Problem to solve:
Reproduce every line in the material below that holds "this".

━━━━━━━━

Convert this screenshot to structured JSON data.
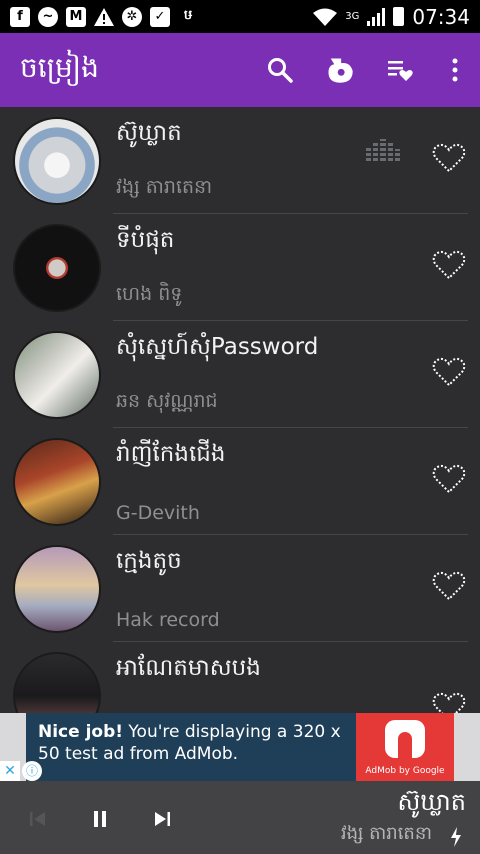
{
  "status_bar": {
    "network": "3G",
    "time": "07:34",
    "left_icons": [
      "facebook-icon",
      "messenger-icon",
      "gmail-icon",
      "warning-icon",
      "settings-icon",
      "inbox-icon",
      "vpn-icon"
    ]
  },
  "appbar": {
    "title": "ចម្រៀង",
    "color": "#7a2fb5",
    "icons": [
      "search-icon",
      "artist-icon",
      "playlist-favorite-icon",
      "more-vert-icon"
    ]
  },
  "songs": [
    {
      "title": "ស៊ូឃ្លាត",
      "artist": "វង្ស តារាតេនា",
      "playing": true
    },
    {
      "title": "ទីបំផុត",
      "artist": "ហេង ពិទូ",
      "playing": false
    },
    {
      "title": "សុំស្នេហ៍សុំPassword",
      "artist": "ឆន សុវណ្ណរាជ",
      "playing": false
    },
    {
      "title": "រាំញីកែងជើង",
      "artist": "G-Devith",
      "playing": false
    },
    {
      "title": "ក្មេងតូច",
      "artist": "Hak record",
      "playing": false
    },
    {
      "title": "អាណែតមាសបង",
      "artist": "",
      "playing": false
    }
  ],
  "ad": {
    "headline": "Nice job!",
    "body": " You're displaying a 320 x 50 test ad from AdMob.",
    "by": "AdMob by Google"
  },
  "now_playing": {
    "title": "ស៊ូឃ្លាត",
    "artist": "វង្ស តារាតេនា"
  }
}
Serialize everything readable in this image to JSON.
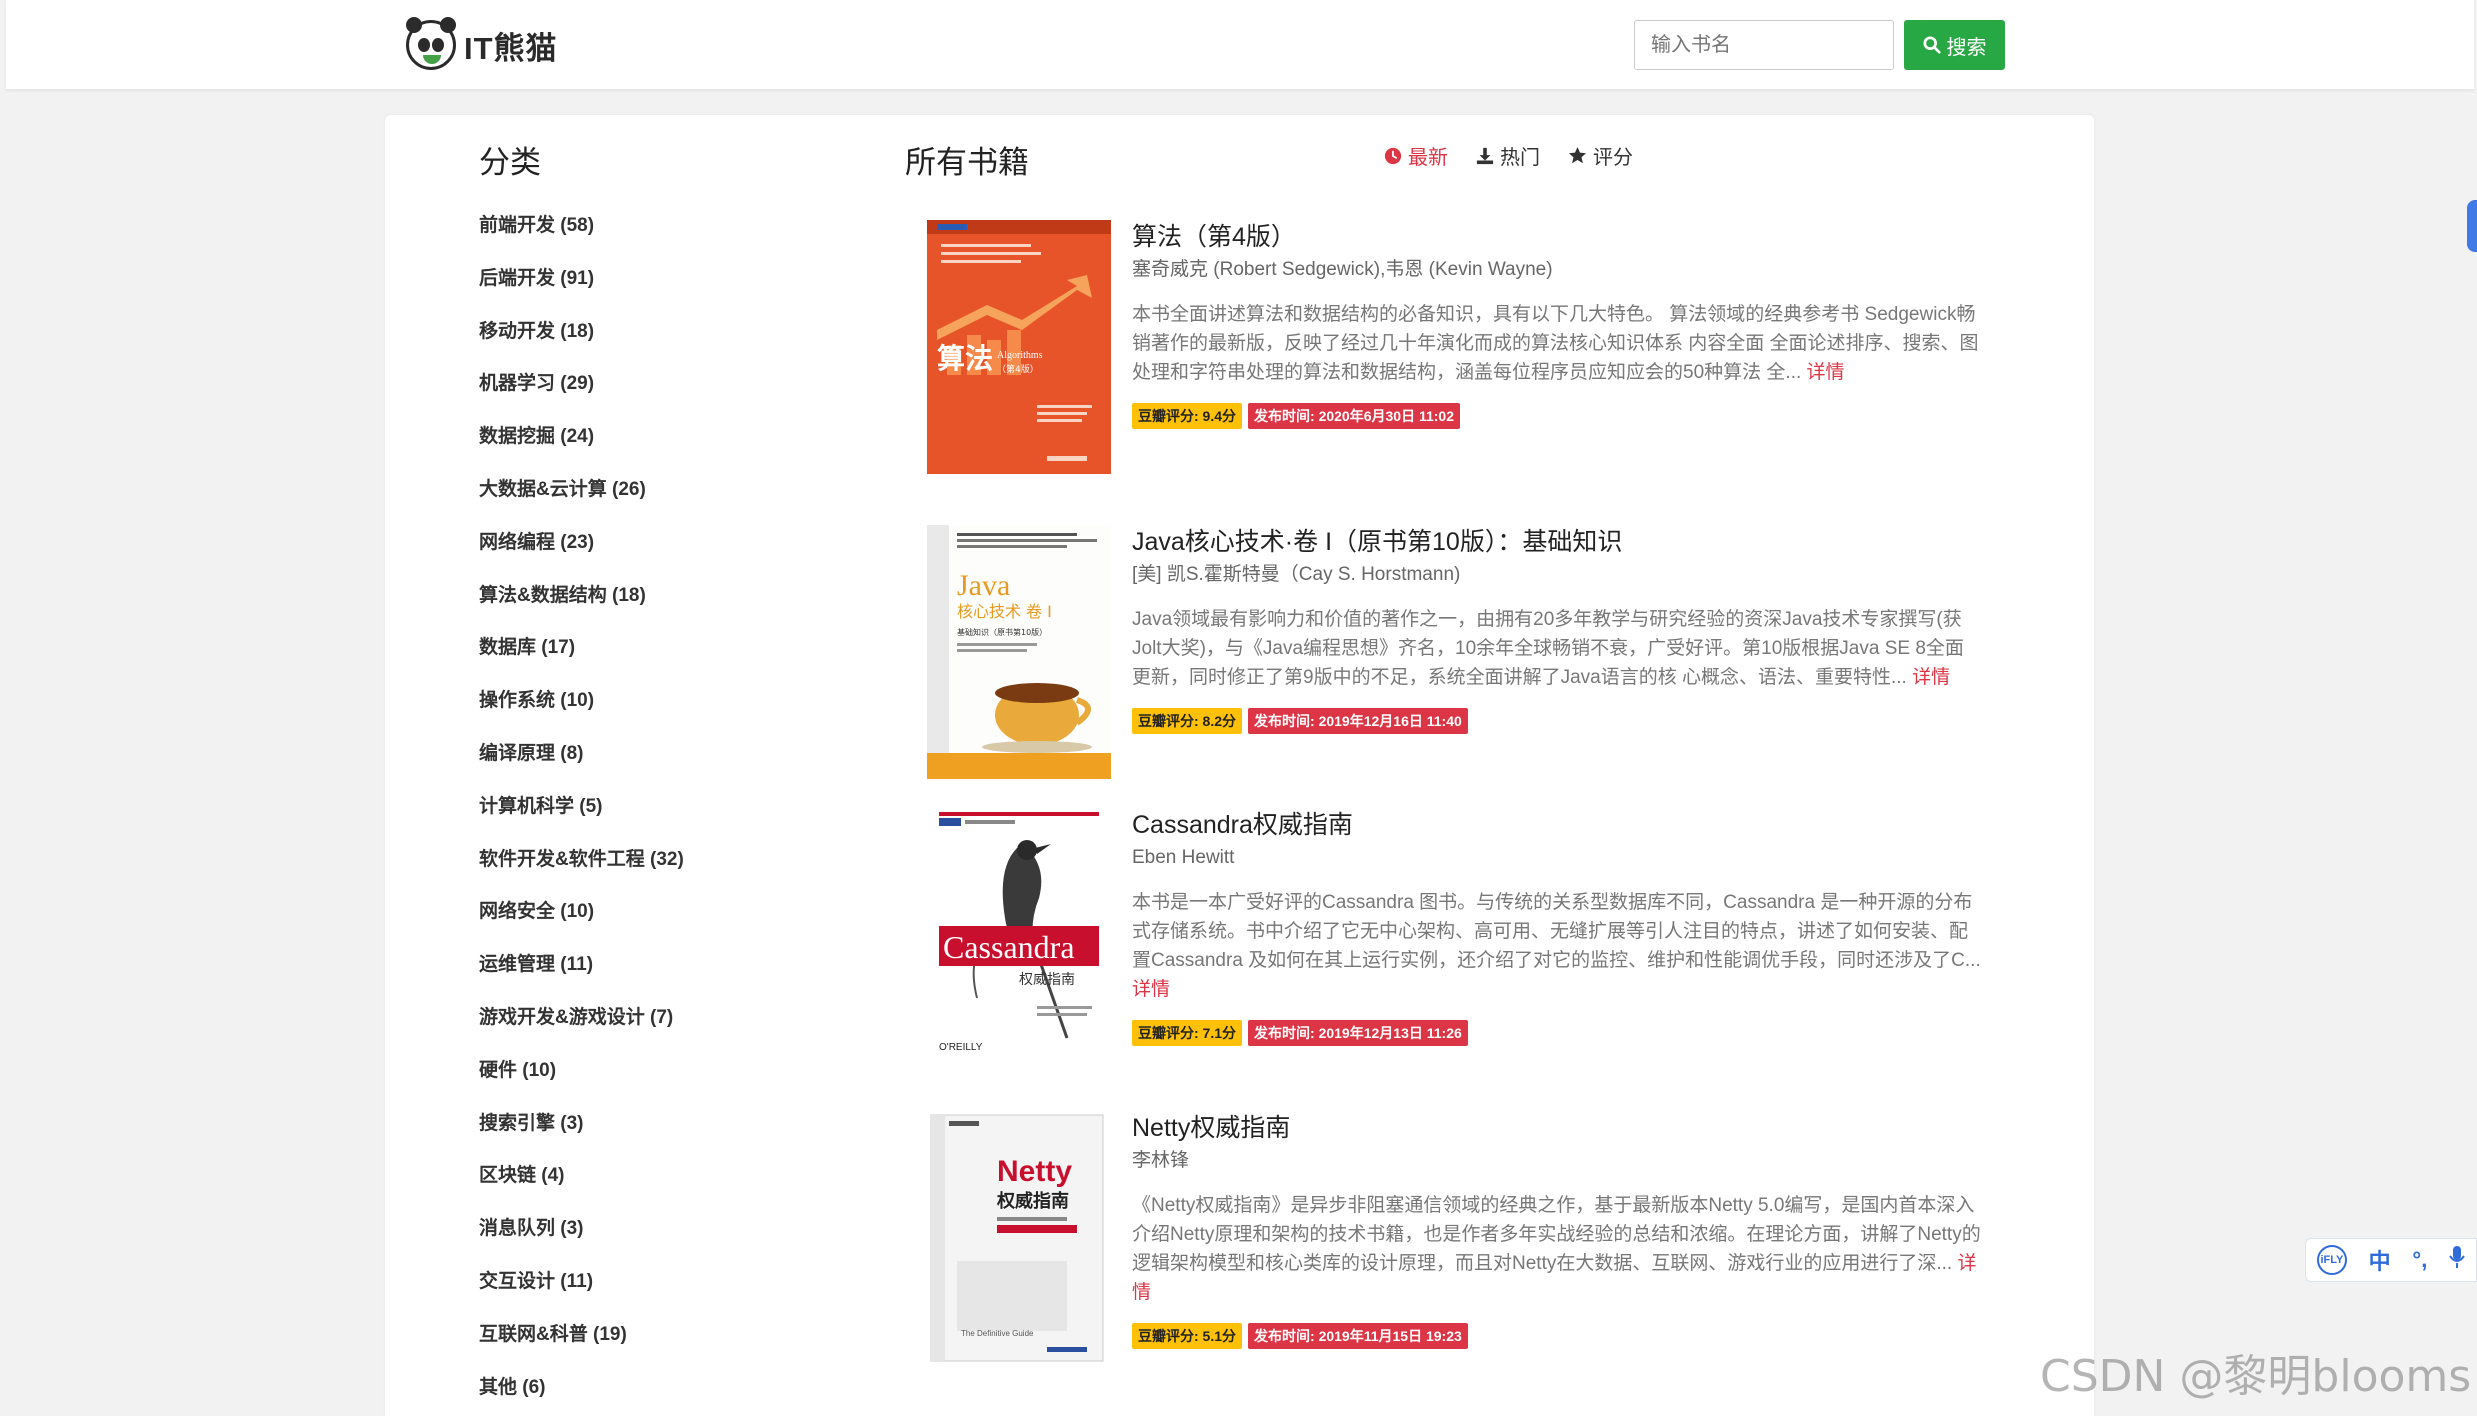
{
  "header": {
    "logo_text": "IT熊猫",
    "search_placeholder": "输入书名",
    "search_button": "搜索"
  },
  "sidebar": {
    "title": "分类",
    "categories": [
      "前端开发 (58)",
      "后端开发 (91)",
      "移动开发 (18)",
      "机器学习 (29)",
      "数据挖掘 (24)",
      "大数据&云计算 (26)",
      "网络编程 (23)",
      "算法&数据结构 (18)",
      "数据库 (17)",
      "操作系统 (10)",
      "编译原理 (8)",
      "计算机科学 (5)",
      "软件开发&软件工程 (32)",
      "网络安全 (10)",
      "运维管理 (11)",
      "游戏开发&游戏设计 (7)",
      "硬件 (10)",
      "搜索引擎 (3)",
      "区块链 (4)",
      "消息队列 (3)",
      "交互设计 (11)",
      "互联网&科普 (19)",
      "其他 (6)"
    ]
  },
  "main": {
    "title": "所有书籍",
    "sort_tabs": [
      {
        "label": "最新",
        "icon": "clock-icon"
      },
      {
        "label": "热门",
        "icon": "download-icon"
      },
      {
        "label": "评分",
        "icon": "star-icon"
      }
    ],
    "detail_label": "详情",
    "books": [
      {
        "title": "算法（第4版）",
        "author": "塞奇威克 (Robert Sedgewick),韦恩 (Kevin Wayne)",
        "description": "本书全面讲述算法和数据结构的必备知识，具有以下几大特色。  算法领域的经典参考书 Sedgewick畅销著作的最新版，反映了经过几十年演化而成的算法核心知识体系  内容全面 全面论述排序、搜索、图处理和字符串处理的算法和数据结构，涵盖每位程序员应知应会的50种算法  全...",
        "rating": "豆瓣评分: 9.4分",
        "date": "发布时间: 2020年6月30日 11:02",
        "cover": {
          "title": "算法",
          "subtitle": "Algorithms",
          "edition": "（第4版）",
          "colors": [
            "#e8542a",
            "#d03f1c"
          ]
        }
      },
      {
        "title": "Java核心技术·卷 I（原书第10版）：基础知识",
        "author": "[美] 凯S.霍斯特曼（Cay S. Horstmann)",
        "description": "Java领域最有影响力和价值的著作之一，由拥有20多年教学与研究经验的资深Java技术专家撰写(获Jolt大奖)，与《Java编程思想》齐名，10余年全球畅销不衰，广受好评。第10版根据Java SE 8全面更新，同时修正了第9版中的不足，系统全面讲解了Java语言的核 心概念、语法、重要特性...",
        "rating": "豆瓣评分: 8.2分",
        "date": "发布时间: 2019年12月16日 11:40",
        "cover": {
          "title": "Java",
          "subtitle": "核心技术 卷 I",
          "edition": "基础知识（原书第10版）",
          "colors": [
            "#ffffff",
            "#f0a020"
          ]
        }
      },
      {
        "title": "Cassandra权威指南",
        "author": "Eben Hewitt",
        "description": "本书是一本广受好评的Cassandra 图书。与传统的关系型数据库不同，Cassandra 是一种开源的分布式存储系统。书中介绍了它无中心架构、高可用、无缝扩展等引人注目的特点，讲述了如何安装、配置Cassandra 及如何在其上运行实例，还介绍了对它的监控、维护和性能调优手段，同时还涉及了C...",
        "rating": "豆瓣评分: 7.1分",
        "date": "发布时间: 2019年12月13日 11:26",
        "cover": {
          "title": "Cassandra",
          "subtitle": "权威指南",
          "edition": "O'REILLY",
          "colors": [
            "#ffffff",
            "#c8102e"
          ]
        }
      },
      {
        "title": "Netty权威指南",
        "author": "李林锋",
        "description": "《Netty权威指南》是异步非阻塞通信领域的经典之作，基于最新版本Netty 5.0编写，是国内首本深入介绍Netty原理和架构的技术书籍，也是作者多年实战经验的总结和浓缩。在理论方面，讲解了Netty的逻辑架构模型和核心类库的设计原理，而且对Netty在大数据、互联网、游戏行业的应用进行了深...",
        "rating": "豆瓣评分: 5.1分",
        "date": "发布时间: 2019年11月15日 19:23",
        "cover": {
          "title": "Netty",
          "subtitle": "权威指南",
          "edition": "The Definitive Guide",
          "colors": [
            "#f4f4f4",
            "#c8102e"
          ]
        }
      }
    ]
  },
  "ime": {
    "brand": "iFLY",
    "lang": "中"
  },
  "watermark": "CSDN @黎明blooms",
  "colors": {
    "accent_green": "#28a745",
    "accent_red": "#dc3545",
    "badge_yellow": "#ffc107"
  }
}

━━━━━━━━

Answer area:
Convert this screenshot to structured JSON data.
Serialize everything readable in this image to JSON.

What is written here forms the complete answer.